The 1920s witnessed still more extensions, to Edgware and Morden.  In the spirit of the 'Bakerloo' portmanteau, names like “Mordenware” and “Medgway” were proposed, before the line’s “Northern” moniker was selected in 1937. A so-called Highbury branch was acquired in the 1930s, which linked Moorgate to Finsbury Park — and which was originally intended to travel much further north, under the abandoned Northern Heights plan. Until 1975, this spur was considered part of the Northern line despite terminating Moorgate. That same year, those buffers had witnessed the biggest peacetime loss of life on the Underground, when a train hit them at speed and 42 were killed.

South Kentish Town station, 1907. It would close in 1924. Courtesy of London Transport Museum.

Service updates

Over 125 years of service has seen derailments, defective trains, and dodgy breathing conditions for passengers anywhere on the Underground. But when it comes to judging the unparalleled success of this historic system, the figures speak for themselves: with over a quarter of a billion journeys taken every year, through more than 50 stations, there’s no stopping the Northern line. Except signalling issues at Mornington Crescent, perhaps.     

Mind the facts: some Northern Line trivia

  • Sitting between Hampstead and Golders Green is a station which began to built but was never opened: the shaft down to the would-be North End station, AKA Bull and Bush, still remains today.
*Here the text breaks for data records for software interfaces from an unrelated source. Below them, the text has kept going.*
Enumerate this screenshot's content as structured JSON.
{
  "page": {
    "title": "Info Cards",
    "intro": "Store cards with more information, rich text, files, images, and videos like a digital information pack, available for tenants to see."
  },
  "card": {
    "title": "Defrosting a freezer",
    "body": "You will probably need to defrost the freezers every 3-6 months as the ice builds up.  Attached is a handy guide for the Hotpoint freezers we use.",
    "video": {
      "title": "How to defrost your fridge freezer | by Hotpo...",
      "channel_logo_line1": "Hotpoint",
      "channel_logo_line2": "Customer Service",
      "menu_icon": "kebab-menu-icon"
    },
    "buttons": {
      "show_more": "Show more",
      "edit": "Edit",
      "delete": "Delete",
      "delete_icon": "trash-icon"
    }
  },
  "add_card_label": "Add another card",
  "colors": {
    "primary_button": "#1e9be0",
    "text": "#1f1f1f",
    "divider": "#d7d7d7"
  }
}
Its tunnels house the controls flood-prevention equipment for stations which straddle the Thames.
  • Tottenham Court Road station was named Oxford Street when it opened in 1907.
  • At 60 metres’ length, the escalators at Angel station are the Underground’s longest.
  • During World War II, air raid shelters were constructed beneath stations on the Charing Cross branch. The idea was ultimately to join these up into a second, “express” Northern line, but the plan was shelved. At Clapham, the tunnels have been used for growing herbs.
  • When the Northern line’s western branch terminated at Charing Cross (or as it was then known, Strand), a reverse loop was built under the Thames to allow trains to curve back round the system. This explains the bend on the northbound platform at Embankment.

See also:

Last Updated 30 August 2022